▸ Aim of the exercise
Everything in the records is to be written out exactly, except the pictures.

§

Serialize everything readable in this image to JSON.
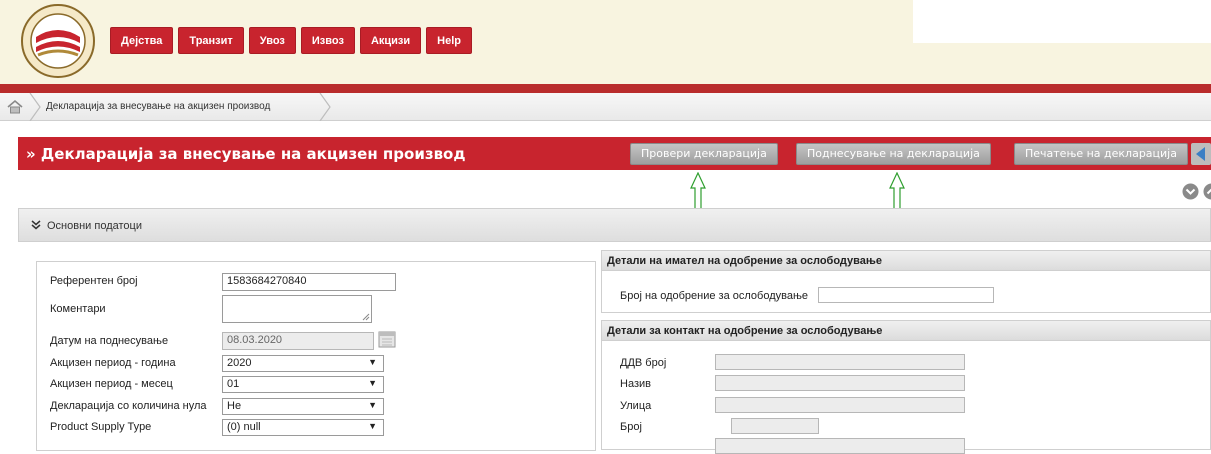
{
  "header": {
    "logo_icon": "customs-logo-seal",
    "nav": [
      "Дејства",
      "Транзит",
      "Увоз",
      "Извоз",
      "Акцизи",
      "Help"
    ]
  },
  "breadcrumb": {
    "home_icon": "home-icon",
    "text": "Декларација за внесување на акцизен производ"
  },
  "titlebar": {
    "title": "» Декларација за внесување на акцизен производ",
    "buttons": {
      "check": "Провери декларација",
      "submit": "Поднесување на декларација",
      "print": "Печатење на декларација"
    },
    "back_icon": "back-arrow-icon"
  },
  "section": {
    "title": "Основни податоци",
    "chevron_icon": "double-chevron-down-icon"
  },
  "form": {
    "reference_label": "Референтен број",
    "reference_value": "1583684270840",
    "comments_label": "Коментари",
    "submit_date_label": "Датум на поднесување",
    "submit_date_value": "08.03.2020",
    "year_label": "Акцизен период - година",
    "year_value": "2020",
    "month_label": "Акцизен период - месец",
    "month_value": "01",
    "zero_decl_label": "Декларација со количина нула",
    "zero_decl_value": "Не",
    "supply_type_label": "Product Supply Type",
    "supply_type_value": "(0) null"
  },
  "holder_panel": {
    "title": "Детали на имател на одобрение за ослободување",
    "approval_no_label": "Број на одобрение за ослободување"
  },
  "contact_panel": {
    "title": "Детали за контакт на одобрение за ослободување",
    "vat_label": "ДДВ број",
    "name_label": "Назив",
    "street_label": "Улица",
    "number_label": "Број"
  },
  "colors": {
    "brand_red": "#c8242e",
    "header_bg": "#f8f4e0",
    "button_gray": "#a8a8a8",
    "annotation_green": "#2e9e2e"
  }
}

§

▸ Answer below
Serialize everything readable in this image to JSON.
{
  "header": {
    "logo_icon": "customs-logo-seal",
    "nav": [
      "Дејства",
      "Транзит",
      "Увоз",
      "Извоз",
      "Акцизи",
      "Help"
    ]
  },
  "breadcrumb": {
    "home_icon": "home-icon",
    "text": "Декларација за внесување на акцизен производ"
  },
  "titlebar": {
    "title": "» Декларација за внесување на акцизен производ",
    "buttons": {
      "check": "Провери декларација",
      "submit": "Поднесување на декларација",
      "print": "Печатење на декларација"
    },
    "back_icon": "back-arrow-icon"
  },
  "section": {
    "title": "Основни податоци",
    "chevron_icon": "double-chevron-down-icon"
  },
  "form": {
    "reference_label": "Референтен број",
    "reference_value": "1583684270840",
    "comments_label": "Коментари",
    "submit_date_label": "Датум на поднесување",
    "submit_date_value": "08.03.2020",
    "year_label": "Акцизен период - година",
    "year_value": "2020",
    "month_label": "Акцизен период - месец",
    "month_value": "01",
    "zero_decl_label": "Декларација со количина нула",
    "zero_decl_value": "Не",
    "supply_type_label": "Product Supply Type",
    "supply_type_value": "(0) null"
  },
  "holder_panel": {
    "title": "Детали на имател на одобрение за ослободување",
    "approval_no_label": "Број на одобрение за ослободување"
  },
  "contact_panel": {
    "title": "Детали за контакт на одобрение за ослободување",
    "vat_label": "ДДВ број",
    "name_label": "Назив",
    "street_label": "Улица",
    "number_label": "Број"
  },
  "colors": {
    "brand_red": "#c8242e",
    "header_bg": "#f8f4e0",
    "button_gray": "#a8a8a8",
    "annotation_green": "#2e9e2e"
  }
}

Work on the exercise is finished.